● What you have to do: Take each line of the records below that contains the string "with" and copy it.

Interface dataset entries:
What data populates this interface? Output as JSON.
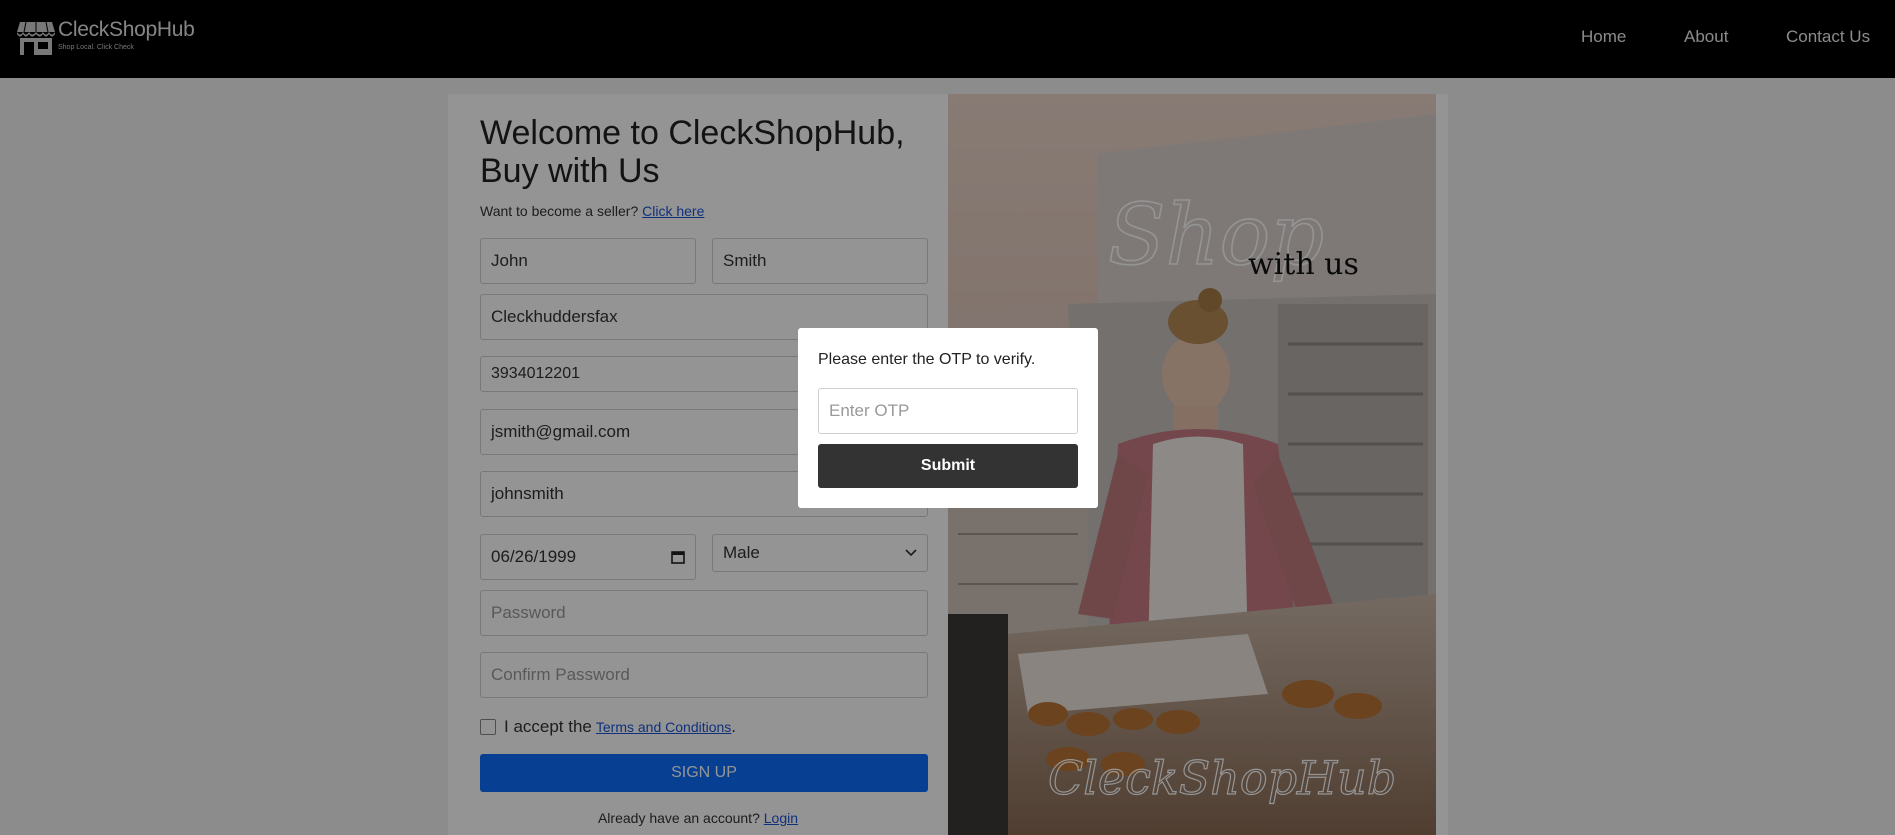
{
  "header": {
    "logo_name": "CleckShopHub",
    "logo_tagline": "Shop Local. Click Check",
    "nav": [
      "Home",
      "About",
      "Contact Us"
    ]
  },
  "form": {
    "title_line1": "Welcome to CleckShopHub,",
    "title_line2": "Buy with Us",
    "seller_prompt": "Want to become a seller?",
    "seller_link": "Click here",
    "first_name": "John",
    "last_name": "Smith",
    "city": "Cleckhuddersfax",
    "phone": "3934012201",
    "email": "jsmith@gmail.com",
    "username": "johnsmith",
    "dob": "06/26/1999",
    "gender": "Male",
    "password_placeholder": "Password",
    "confirm_placeholder": "Confirm Password",
    "terms_prefix": "I accept the",
    "terms_link": "Terms and Conditions",
    "terms_suffix": ".",
    "signup_label": "SIGN UP",
    "login_prompt": "Already have an account?",
    "login_link": "Login"
  },
  "image": {
    "script_top": "Shop",
    "script_sub": "with us",
    "script_bottom": "CleckShopHub"
  },
  "modal": {
    "message": "Please enter the OTP to verify.",
    "otp_placeholder": "Enter OTP",
    "submit_label": "Submit"
  }
}
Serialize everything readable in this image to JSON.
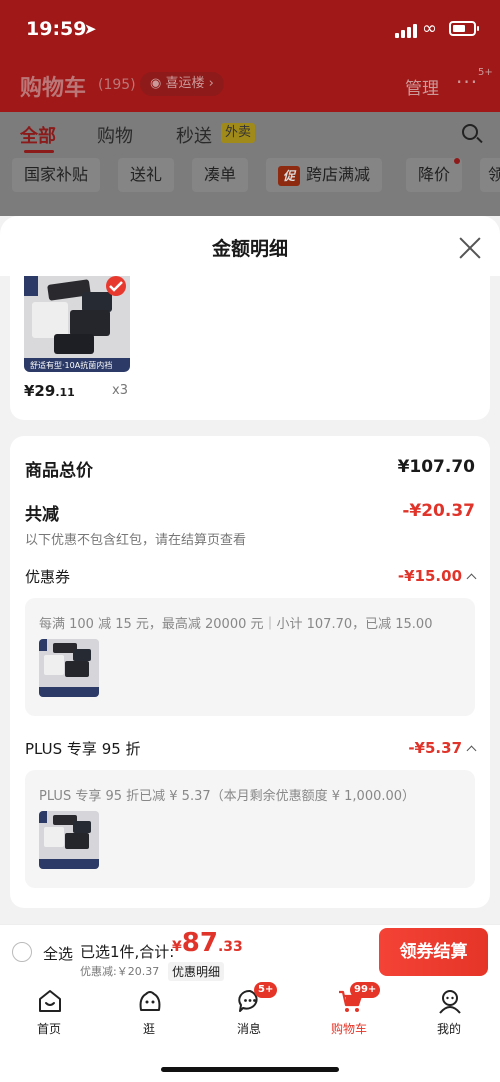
{
  "status_bar": {
    "time": "19:59"
  },
  "background": {
    "title": "购物车",
    "count": "(195)",
    "location": "喜运楼",
    "manage": "管理",
    "more_badge": "5+",
    "tabs": [
      "全部",
      "购物",
      "秒送"
    ],
    "waimai_tag": "外卖",
    "chips": [
      "国家补贴",
      "送礼",
      "凑单",
      "跨店满减",
      "降价",
      "领"
    ],
    "chip_cu": "促"
  },
  "sheet": {
    "title": "金额明细",
    "item": {
      "price_int": "¥29",
      "price_dec": ".11",
      "qty": "x3",
      "img_caption": "舒适有型·10A抗菌内裆"
    },
    "total_label": "商品总价",
    "total_value": "¥107.70",
    "reduce_label": "共减",
    "reduce_value": "-¥20.37",
    "reduce_note": "以下优惠不包含红包，请在结算页查看",
    "coupon_label": "优惠券",
    "coupon_value": "-¥15.00",
    "coupon_detail": "每满 100 减 15 元，最高减 20000 元｜小计 107.70，已减 15.00",
    "plus_label": "PLUS 专享 95 折",
    "plus_value": "-¥5.37",
    "plus_detail": "PLUS 专享 95 折已减 ¥ 5.37（本月剩余优惠额度 ¥ 1,000.00）"
  },
  "bottom": {
    "select_all": "全选",
    "selected": "已选1件,合计:",
    "cur": "¥",
    "total_int": "87",
    "total_dec": ".33",
    "discount": "优惠减:￥20.37",
    "detail_link": "优惠明细",
    "checkout": "领券结算"
  },
  "tabbar": [
    {
      "label": "首页",
      "badge": ""
    },
    {
      "label": "逛",
      "badge": ""
    },
    {
      "label": "消息",
      "badge": "5+"
    },
    {
      "label": "购物车",
      "badge": "99+"
    },
    {
      "label": "我的",
      "badge": ""
    }
  ],
  "colors": {
    "accent": "#e0342a",
    "dim_red": "#a01818"
  }
}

● Exercise result:
    "title_line2": "Buy with Us",
    "script_sub": "with us",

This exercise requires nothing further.